Where is Israel Heading in Regards to Arabs?

Prof. As’ad Abdul Rahman

A majority of the Israeli/Jewish community is currently characterized by the ‘Jewish spirit’ associated with fanatical Zionist nationalism which fostered a culture of hatred against ‘the other’ regarding him as inferior. This took routs when Judaism turned from a religious creed to a Jewish one with hostile sentiments as clearly perceived in the policies of the government of Benjamin Netanyahu. Former Israeli cabinet minister Uri Savir better describes this government as “basically the opposite of everything, looking for conflict and dispute and is full of hatred and racism. It is a government of settlement (i.e. colonization) and annexation endangering Israel’s Jewish and democratic identity, isolating it from the world. The continuation of such a policy will lead us into a Greek tragedy”.

Increasing number of politicians, professors, journalists and observers have notices that Israel has moved at an accelerated pace towards the consolidation of fascism, racism and extremism within the Israeli society and the state institutions which may ensure the survival and continuity of the extreme right in power for years to come, which reflects on the Palestinian people in historic Palestine, both in the 1967 occupied territory and the Arab lands occupied in 1948. It is quite obvious that it is a state shifting quickly towards extremism and violence on a daily basis against all that is Palestinian, as if the Israeli man learns since his birth that death is equivalent to seeing a Palestinian breathes, and that killing him is not a significant matter. Currently a large proportion of the Israeli society is recklessly dealing (almost accepting) with the Israeli soldiers’ acts of discrimination, killing and torture against the Palestinian people. In this regard, Haaretz journalist Gideon Levy describes such a situation saying that “the state would be angry if a Jewish man is killed by security forces according to a pre-conceived ethnic/political categorization and if the victim is Ethiopian, the fuss is less, if he is Haredi (fanatic Jew) it will be louder. But if he was a settler, this would be the end of the world! Main headlines: An inquiry commission, a settlement outpost carrying his name in compensation and a day devoted to his memory defined in the law. But what a coincidence: the demonstrators that are shot and killed in Israel are always Arabs, as well as the thieves who are always shot and killed are almost Arabs. What an amazing coincidence!”

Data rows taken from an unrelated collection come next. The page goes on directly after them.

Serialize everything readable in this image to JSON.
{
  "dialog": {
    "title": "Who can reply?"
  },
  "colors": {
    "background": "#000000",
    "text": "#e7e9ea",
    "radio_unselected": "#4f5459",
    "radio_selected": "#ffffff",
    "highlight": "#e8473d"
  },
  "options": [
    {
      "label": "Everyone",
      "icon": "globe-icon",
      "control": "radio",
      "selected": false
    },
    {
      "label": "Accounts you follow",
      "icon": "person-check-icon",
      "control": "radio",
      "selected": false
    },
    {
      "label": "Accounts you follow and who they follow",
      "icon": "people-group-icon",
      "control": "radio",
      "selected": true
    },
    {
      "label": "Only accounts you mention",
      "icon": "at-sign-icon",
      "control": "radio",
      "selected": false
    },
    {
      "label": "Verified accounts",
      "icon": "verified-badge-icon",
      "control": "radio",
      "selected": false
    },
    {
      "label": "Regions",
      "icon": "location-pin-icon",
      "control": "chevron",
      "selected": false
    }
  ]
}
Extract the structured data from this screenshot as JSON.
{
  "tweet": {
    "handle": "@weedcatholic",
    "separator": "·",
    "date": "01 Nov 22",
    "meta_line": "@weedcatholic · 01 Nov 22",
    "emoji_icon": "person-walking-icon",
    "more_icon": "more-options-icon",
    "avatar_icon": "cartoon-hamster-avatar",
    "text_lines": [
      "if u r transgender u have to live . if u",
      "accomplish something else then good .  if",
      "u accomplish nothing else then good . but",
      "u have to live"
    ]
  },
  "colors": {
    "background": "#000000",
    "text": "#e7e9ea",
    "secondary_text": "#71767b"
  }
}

In this context, Israeli political analyst Chemi Shalev says that “crooks and instigators are leading the scene in the political arena and in social networks with the entire Israeli right behind them. It is no exaggeration to say that the moderate right-wingers who want to build bridges with the rest of the Israeli political spectrum (i.e. both the Palestinian Arabs and the Jewish secular/ liberal/ leftists) have been expelled from the arena and replaced by those who want to burn these bridges. They can be called neo-rightists, and their most prominent feature is the contempt for democracy, pluralism, freedom of expression, the rule of law and the principle of equality in human rights and values. They love the land of extremist nationalist Israel and bill as ‘self-hating Jews’ all the leftist, secular and other Israelis who hold on to what is left of the ‘democratic Jewish state’ slogan”.

In his view, journalist Zeev Sternhell believes that “in the reality of Israel, many are trying to push human rights to the margin on the pretext that they belong to the field of law, while the occupation is a political issue, throwing dust in the eyes seeking to turn human rights to an open subject of negotiations between the two parties, such as the issue of borders, instead of regarding it as a matter of significance to our human personality. This is what can be said to a Palestinian who is subject to a harsh colonial regime and whose rights are crushed by force every day; everything is tied to negotiations, even if it continues for decades”. Sternhell goes on to say that “if we, the Israelis, have human rights, we do not have the right to deprive Palestinians of them with whom we have a national struggle or in a war with them over division of the land. Power supremacy does not produce better rights. It can create facts but not values”.

“Israel continues to shift to the right”, says Shabtai Shavit, former director general of the Mossad between1989-1996 and “continues to develop settlements and impose law on the West Bank with the aim of annexing it. Israel is expected to be defined as an apartheid state and will be faced with boycotts and sanctions. Then the military threat will increase and (terrorist) acts from the territories and Gaza will be heightened”.

What is currently going on in Israel reflects a general governmental, institutional and popular direction. The right wing leaders in the state institutions along with its majority of extremists and colonialists/settlers are fighting to suppress the Palestinians as if they were in a competition amongst them on who leads the right-wing camp. Each time this competition takes place at the expense of the Palestinians and their rights, whether in the land confiscation law or through the enactment of hundreds of laws and legislation that deepen the roots of occupation and Judaization, legalize colonialism/settlement and pave the way to establish a racist fascist regime.